“Volatility among risk factors indicates that there is a floating group of risks that plan sponsors prioritize in the short-term, but they fluctuate due to outside influences such as economic, labor and market conditions, and legislative and regulatory developments,” said Mallett.
Plan Sponsors Perceive Success in Managing Pension Risk, But Gap Between Importance and Success Remains
Overall, plan sponsors continue to give themselves high marks for successfully managing the risks facing their plans. In 2011, plan sponsors reported that they were successful in managing their risks 79% of the time, compared to 80% in 2010 and 75% in 2009. But, the top two most important risk factors – Underfunding of Liabilities and Asset & Liability Mismatch – ranked 11th and 13th in success, respectively, indicating that plan sponsors are not managing the most important risks successfully.
With funded status continuing to present challenges, plan sponsors remain concerned about their ability to successfully manage the impact of underfunded plans. Similarly, the disconnect between importance and success for Asset & Liability Mismatch may be due to the fact that pension plans underwent significant turmoil over the past two years, with lower asset valuations as a result of market fluctuations, and a rise in liabilities due to a low interest rate environment.
U.S. Pension Risk Behavior IndexSM Value: A Slight Improvement from 2010
The third annual value of the U.S. PRBI is 81 out of 100, a slight improvement from 79 in 2010 and slightly down from 82 in 2009. The Index calibrates the importance that plan sponsors surveyed ascribed to each risk, their reported success at implementing comprehensive practices to manage each risk and the consistency between the two, effectively measure both attitudes toward, and aptitude for, managing pension plan risks.
“This study has become instrumental in tracking how pension risk factors are being balanced, and how well they are being managed,” said Mallett. “Over the next several years, we expect that plan sponsors will deepen their focus on a core set of risks facing their plans, and implement strategies to more successfully manage them.”
About the Study
The MetLife U.S. Pension Risk Behavior IndexSM was conducted in conjunction with two research partners – Bdellium Inc. and Greenwich Associates – during the period of August through December 2010. Commissioned by MetLife, the U.S. PRBI surveyed 149 large plan sponsors (94 of which reported defined benefit assets of more than $1 billion). Interviews were completed by telephone with a web-assisted option, i.e., respondents had the ability to view the risk factors and questions online while answering the survey via telephone.

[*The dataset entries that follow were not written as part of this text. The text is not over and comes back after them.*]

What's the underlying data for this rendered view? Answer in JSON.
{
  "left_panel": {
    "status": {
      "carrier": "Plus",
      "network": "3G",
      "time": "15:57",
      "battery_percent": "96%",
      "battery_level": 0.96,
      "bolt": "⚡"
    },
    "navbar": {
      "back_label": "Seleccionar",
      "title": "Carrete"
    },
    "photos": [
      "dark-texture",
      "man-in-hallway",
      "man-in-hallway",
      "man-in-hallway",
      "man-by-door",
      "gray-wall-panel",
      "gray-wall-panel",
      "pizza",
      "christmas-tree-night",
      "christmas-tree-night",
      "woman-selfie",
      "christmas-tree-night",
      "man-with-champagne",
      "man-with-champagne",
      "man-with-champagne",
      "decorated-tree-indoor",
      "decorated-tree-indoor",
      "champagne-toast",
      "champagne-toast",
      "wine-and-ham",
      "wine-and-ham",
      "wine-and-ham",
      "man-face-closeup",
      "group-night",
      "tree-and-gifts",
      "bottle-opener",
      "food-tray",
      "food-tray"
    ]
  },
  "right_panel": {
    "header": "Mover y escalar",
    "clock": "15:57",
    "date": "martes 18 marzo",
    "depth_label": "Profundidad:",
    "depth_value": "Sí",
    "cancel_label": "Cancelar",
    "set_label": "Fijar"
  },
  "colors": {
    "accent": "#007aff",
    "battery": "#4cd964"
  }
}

Respondents consisted of senior financial professionals whose primary focus is pension investments, risk management or employee benefits, in addition to corporate management. A complete report of the findings for the MetLife U.S. PRBI (and detailed description of the research methodology) is available at www.metlife.com/pensionrisk.
MetLife, Inc. is a leading global provider of insurance, annuities and employee benefit programs, serving 90 million customers in over 60 countries. Through its subsidiaries and affiliates, MetLife holds leading market positions in the United States, Japan, Latin America, Asia Pacific, Europe and the Middle East. For more information, visit www.metlife.com.